=== RECORDS PROVIDED ===
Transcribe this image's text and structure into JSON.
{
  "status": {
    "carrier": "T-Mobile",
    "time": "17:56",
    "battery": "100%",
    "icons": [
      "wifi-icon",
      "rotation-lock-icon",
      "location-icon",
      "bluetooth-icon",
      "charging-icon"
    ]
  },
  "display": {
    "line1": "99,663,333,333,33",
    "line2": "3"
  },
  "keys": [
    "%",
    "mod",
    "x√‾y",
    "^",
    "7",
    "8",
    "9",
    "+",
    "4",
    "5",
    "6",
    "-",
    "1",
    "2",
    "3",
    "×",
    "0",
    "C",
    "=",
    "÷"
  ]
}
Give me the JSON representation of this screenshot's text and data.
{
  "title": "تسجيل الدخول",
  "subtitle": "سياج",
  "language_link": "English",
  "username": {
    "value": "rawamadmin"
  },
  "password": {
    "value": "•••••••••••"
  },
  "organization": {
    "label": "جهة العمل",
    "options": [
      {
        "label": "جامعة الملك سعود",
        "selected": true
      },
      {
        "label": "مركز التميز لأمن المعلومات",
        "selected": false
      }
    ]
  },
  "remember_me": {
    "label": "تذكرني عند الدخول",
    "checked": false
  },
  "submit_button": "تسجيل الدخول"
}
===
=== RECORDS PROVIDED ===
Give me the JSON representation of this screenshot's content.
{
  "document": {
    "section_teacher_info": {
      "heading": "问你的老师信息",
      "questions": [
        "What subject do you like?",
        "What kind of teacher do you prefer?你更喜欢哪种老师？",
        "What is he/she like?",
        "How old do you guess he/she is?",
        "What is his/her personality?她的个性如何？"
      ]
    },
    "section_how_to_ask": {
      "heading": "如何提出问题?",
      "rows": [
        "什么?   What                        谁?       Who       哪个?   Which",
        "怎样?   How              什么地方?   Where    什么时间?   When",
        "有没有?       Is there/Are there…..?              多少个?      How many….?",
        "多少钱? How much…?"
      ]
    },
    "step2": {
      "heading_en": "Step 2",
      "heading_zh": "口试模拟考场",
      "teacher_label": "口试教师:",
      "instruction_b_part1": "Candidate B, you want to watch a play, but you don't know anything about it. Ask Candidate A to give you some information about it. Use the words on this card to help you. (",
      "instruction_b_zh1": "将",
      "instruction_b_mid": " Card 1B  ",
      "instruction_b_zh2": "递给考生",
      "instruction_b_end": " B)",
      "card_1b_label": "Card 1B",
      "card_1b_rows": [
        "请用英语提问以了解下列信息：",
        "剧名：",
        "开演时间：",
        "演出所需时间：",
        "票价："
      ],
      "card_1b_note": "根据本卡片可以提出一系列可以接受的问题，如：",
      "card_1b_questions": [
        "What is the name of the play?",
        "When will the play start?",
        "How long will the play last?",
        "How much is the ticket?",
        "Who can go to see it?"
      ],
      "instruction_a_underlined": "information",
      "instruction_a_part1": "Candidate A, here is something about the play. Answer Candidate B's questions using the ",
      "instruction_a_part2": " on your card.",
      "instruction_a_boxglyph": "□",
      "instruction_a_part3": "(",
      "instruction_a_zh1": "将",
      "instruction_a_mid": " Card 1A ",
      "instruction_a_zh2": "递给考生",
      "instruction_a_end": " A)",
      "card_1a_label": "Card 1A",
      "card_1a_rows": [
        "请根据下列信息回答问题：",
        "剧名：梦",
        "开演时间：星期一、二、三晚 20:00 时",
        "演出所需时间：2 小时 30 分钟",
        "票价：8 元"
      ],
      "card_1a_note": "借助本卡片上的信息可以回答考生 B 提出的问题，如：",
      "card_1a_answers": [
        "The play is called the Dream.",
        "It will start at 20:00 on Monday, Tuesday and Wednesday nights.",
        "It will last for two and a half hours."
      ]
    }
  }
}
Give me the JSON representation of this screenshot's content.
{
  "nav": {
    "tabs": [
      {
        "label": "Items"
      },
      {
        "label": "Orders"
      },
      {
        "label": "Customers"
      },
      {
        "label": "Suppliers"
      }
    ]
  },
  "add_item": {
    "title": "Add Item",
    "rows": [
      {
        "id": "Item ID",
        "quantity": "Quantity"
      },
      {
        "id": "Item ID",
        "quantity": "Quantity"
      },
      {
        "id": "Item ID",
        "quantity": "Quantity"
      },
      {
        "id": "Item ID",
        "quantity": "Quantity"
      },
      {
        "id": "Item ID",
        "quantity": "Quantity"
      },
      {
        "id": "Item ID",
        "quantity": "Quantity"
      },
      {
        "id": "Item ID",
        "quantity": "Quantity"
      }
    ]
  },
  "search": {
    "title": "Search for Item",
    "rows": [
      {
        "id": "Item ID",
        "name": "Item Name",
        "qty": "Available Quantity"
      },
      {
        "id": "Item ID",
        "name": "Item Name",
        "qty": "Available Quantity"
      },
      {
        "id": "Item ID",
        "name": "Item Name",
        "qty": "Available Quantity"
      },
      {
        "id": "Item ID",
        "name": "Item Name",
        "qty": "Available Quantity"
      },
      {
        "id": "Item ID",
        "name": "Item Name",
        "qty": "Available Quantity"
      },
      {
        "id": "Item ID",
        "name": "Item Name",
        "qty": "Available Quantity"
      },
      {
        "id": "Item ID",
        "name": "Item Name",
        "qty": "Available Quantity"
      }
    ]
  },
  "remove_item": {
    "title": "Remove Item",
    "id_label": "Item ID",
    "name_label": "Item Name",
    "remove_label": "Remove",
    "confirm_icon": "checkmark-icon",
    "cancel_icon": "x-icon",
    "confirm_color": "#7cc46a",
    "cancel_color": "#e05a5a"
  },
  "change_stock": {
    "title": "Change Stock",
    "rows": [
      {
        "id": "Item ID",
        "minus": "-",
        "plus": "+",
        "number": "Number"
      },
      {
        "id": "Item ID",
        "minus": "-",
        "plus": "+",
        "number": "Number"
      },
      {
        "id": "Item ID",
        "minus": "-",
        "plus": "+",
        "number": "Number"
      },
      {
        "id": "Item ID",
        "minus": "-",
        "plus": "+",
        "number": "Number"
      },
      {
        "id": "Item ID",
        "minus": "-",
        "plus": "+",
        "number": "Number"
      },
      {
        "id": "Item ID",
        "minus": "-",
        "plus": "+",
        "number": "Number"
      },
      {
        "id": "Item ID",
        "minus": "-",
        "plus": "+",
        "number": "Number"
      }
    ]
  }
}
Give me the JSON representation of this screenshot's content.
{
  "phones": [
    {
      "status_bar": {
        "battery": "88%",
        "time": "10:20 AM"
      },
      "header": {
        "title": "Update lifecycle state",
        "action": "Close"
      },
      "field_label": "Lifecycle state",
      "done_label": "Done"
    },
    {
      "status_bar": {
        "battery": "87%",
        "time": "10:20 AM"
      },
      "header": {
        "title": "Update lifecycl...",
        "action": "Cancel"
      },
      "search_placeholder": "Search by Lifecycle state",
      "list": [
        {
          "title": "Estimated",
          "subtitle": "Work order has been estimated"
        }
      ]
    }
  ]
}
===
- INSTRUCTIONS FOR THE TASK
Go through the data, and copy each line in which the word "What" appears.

- RESPONSE
        "What subject do you like?",
        "What kind of teacher do you prefer?你更喜欢哪种老师？",
        "What is he/she like?",
        "What is his/her personality?她的个性如何？"
        "什么?   What                        谁?       Who       哪个?   Which",
        "What is the name of the play?",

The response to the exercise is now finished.